- No citizen can take the law into their hands, the Supreme Court said
- Petitions sought to check violence by cow vigilante groups
On mob killings in the name of cow protection, the Supreme Court today said no citizen can take the law into their hands and the government must act. "It is the state's duty to ensure order and prevent mobocracy," the court said today.
"In case of fear and anarchy, the state has to act positively. Violence can't be allowed," said Chief Justice of India Dipak Misra, leading a three-judge bench. "Horrendous acts of mobocracy cannot be allowed to become a new norm and has to be curbed with iron hands," the court said
Putting out "preventive, remedial and punitive" guidelines to prevent such mob attacks by self-styled cow protectors, the Supreme Court urged that parliament bring in a separate law against lynching. The top court also asked the states and Union Territories to come back with a compliance report in four weeks.
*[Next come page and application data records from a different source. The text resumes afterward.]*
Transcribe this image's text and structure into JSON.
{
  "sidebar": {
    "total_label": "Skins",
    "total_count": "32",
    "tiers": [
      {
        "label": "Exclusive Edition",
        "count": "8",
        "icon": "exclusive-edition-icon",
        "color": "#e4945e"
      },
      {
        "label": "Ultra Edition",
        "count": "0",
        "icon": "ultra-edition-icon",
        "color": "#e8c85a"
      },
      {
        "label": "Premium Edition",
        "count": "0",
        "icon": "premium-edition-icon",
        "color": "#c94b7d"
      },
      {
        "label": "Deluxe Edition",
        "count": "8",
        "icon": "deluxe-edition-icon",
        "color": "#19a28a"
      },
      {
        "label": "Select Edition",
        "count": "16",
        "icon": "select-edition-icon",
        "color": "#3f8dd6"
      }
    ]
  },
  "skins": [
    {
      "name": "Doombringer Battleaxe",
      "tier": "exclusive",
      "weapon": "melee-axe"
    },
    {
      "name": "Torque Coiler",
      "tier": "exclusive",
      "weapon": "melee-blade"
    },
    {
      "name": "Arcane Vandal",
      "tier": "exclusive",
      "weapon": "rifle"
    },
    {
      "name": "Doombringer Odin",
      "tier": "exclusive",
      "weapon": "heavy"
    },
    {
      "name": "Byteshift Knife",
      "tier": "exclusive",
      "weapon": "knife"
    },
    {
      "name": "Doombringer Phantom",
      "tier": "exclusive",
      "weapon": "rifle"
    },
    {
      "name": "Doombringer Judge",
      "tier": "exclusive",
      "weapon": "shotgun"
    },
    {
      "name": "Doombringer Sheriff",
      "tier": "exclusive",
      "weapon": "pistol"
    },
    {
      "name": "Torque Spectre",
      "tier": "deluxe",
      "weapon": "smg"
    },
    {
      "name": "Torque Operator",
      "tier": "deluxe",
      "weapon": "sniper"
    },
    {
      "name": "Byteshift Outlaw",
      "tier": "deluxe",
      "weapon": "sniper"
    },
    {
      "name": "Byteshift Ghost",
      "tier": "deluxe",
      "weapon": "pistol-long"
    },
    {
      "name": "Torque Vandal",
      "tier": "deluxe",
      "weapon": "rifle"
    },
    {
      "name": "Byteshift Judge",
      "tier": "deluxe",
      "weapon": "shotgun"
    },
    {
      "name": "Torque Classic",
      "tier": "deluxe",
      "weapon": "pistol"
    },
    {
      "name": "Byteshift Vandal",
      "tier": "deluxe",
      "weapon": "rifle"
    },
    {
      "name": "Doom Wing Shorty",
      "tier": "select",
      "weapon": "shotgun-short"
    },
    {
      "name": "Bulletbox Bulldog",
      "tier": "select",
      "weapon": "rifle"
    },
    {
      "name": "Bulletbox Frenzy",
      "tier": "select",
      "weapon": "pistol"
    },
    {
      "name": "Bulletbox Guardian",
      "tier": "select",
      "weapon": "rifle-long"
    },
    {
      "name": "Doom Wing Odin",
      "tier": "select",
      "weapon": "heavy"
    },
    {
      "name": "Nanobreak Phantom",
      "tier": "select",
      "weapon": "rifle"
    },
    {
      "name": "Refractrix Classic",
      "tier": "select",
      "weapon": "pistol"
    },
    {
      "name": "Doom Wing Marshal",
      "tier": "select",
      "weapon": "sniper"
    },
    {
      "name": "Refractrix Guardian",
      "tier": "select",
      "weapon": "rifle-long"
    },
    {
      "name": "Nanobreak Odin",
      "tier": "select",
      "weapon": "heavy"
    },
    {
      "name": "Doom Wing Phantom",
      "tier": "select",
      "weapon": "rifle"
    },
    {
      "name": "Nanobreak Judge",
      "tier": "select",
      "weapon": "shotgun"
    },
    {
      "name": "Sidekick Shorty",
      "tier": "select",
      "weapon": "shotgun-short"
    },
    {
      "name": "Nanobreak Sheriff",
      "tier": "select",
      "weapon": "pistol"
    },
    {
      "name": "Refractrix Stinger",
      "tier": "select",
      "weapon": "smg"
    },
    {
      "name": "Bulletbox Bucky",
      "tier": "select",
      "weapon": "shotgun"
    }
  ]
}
The bench asked the legislature to consider enacting a new penal provision to deal with mob violence and provide deterrent punishment to offenders.
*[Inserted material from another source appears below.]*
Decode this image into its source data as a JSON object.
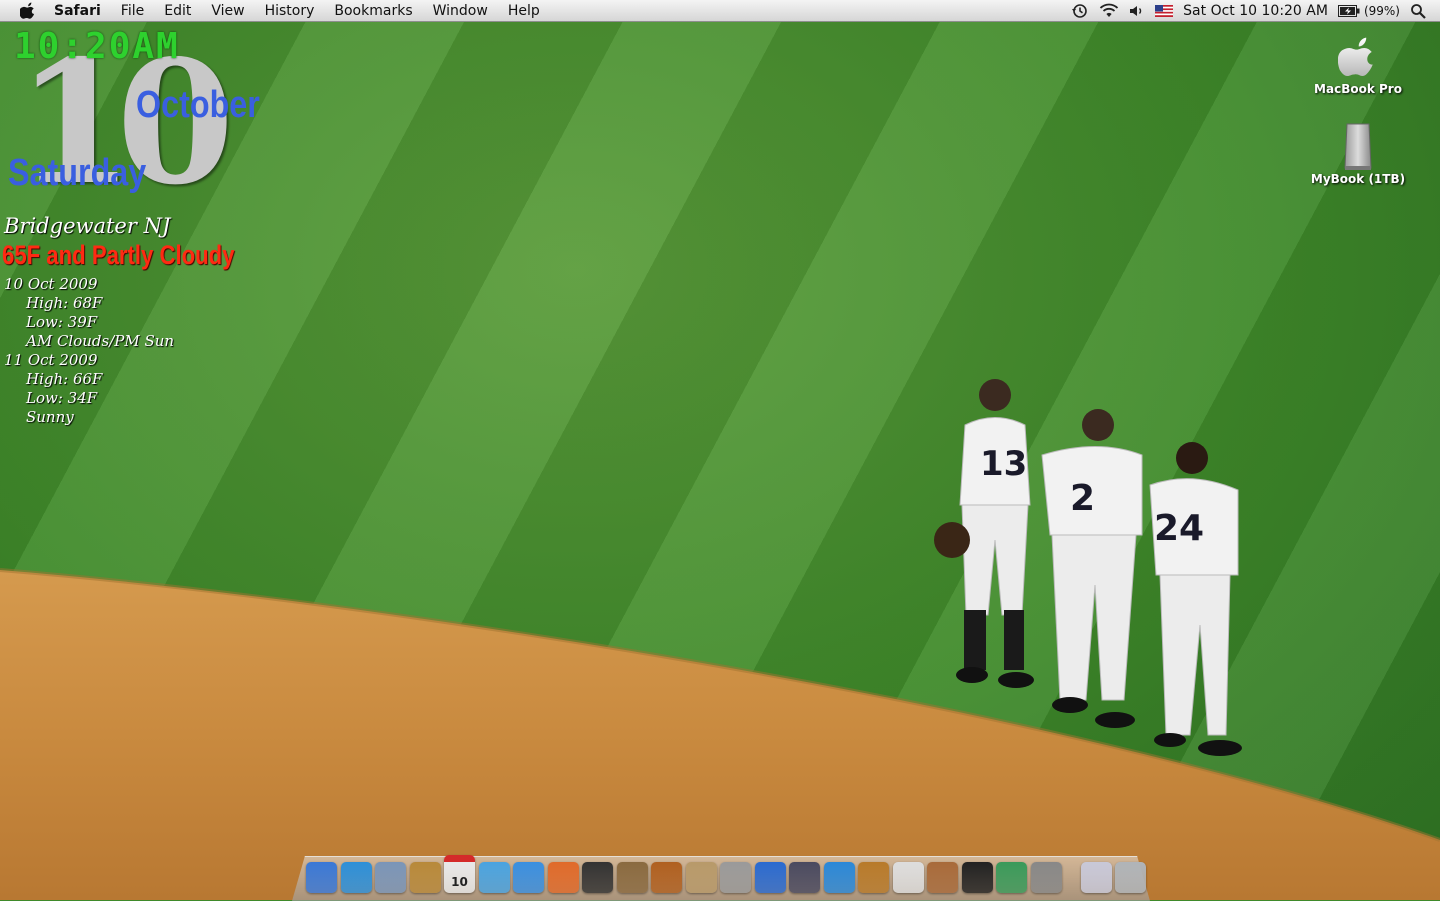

The court has ruled on petitions including those by social activist Tehseen Poonawalla and Tushar Gandhi, great grandson of Mahatma Gandhi, seeking to check violence by cow vigilante groups.
Tushar Gandhi had also filed a contempt plea on some states, accusing them of not enforcing the earlier orders of the court. The Supreme Court has posted the petitions for further hearing on August 28.
The court had earlier said that violence by any vigilante group had to be curbed, after its attention was drawn to the violence in Maharashtra, where five people were beaten to death by a mob of villagers following WhatsApp rumours of kidnappers prowling the area.